One of the places that Reed wanted to share with me while I was visiting San Francisco was the Mission District. He wanted me to experience the street art. So we wandered around the area. Looking at these amazing works on the sides of the buildings. In the heart of the district is an alley where all of the garage doors and fences are painted with murals. The murals in this alley began in 1972 when Mujeres Muralistas a two woman team laid the foundation by creating murals that reflected Latin American culture and raised political points. In the 80’s, the alley took on its present day form when a troupe of mural activists wanted to praise the Indigenous Central American heritage and protest US intervention in Central America. This alley has 27 murals. The murals on this alley both change and stay the same. Some are repaired from the damages of weather while other are new being painted atop the old. The political themes have expanded to cover the concerns of today while still reflecting on Lantinx culture.
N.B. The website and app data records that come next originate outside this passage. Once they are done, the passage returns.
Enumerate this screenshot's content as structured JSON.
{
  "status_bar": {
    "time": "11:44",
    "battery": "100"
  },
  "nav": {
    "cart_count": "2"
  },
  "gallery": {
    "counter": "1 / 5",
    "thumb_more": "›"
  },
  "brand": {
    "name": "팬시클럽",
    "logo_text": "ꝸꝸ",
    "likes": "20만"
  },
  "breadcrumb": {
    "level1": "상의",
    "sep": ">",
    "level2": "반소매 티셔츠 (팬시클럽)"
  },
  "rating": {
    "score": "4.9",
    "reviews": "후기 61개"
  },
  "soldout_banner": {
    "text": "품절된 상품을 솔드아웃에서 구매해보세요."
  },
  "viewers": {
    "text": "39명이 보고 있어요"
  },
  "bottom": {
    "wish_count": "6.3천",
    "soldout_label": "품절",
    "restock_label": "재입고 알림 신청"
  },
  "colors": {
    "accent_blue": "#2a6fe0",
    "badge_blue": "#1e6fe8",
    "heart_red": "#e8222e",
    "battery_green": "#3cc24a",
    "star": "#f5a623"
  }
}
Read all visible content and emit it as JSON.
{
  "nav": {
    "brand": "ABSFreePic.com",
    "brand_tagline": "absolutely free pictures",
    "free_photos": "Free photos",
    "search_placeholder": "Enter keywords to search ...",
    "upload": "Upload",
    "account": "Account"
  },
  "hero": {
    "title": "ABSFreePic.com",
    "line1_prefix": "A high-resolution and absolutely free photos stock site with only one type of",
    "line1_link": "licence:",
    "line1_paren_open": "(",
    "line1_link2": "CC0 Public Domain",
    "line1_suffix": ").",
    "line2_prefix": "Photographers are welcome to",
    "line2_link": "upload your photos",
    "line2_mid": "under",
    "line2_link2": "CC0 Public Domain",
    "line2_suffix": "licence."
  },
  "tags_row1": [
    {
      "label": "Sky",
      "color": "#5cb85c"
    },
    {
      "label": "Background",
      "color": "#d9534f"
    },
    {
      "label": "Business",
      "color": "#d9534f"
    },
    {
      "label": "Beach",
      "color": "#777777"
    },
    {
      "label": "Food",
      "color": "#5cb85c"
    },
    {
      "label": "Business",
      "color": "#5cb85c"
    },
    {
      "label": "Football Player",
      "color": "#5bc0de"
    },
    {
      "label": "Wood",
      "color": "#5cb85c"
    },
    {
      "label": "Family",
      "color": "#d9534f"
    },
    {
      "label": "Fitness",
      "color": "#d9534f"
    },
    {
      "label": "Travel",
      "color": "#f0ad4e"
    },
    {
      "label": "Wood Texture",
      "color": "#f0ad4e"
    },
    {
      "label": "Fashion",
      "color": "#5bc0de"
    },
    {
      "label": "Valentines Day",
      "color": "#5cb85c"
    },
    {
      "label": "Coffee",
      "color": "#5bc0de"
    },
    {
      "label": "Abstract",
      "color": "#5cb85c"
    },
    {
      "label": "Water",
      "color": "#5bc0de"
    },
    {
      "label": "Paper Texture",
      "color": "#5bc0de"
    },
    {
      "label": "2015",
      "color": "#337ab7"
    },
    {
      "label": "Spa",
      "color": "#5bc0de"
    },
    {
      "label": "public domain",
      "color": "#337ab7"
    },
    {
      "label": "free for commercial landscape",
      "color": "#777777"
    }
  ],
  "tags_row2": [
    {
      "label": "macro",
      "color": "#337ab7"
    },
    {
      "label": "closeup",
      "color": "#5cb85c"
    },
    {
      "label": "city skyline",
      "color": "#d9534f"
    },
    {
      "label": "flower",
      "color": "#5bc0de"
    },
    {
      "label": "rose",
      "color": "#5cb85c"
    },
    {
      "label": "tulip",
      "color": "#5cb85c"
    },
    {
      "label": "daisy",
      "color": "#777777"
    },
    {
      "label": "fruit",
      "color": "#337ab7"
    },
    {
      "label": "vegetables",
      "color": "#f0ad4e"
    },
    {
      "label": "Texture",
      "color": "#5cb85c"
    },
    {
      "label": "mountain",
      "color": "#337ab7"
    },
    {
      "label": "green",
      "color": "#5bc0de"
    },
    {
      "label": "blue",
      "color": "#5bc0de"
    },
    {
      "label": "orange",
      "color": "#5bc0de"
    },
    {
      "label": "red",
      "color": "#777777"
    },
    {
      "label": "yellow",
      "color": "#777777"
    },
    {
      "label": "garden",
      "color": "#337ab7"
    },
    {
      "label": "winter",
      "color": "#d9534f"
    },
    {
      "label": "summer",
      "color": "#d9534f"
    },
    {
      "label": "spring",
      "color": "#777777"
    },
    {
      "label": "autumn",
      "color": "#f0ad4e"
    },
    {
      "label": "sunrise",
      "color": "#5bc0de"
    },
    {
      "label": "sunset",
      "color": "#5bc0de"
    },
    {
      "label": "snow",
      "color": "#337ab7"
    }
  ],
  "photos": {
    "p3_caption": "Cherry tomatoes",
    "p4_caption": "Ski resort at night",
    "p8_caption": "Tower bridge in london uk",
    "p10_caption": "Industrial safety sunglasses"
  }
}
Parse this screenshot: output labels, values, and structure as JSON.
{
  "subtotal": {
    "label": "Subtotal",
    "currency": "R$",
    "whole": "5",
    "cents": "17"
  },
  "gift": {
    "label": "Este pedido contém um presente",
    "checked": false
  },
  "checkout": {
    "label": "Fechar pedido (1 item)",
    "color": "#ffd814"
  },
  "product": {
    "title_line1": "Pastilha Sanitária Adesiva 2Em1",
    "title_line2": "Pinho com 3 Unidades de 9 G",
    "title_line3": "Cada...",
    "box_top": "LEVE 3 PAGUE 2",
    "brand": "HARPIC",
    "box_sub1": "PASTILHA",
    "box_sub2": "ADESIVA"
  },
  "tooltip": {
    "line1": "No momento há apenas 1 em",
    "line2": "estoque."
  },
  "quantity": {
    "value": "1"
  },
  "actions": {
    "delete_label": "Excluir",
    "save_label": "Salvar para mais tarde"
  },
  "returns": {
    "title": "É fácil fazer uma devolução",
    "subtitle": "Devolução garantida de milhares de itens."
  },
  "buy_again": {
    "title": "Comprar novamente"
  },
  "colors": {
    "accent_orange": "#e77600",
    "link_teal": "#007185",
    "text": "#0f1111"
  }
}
I was transfixed by these images. These images brought up memories, movements in my past that meant something to me. I was reminded of being a teenager and learning about what we as a country were doing in Latin America and the people we were harming. I had met people who sought sanctuary in the US and the churches that provided that sanctuary. I remember my first boycott as a college student when I stopped eating grapes in support of the farm workers. I remember the movements I studied in graduate school – of people seeking to change life under oppressive regimes, especially the mother’s of the disappeared who stood up to the government to find their husbands and sons.
What struck me as I started thinking about this art is how it is enduring and yet temporary. Some of the art is repaired but a lot of the art gives way to a new image, a new politics, a new artist. While the colors and vibrancy is the same, the work is different. The needs in the world have changed and yet remained the same. For we still have people seeking sanctuary, great inequality in wealth, farm worker struggle, women still searching for missing husbands and sons, US involvement that isn’t helpful. As I thought of the art, the culture, and the temporary nature of the art this verse from the bible kept repeating “The grass withers, the flower fades; but the word of our God will stand for ever” (Isaiah 40:8). This passage from Isaiah speaks of the fading of people and the constancy of God, a God who in the midst of trouble is there to comfort the people, strengthen the powerless, and renew the weary.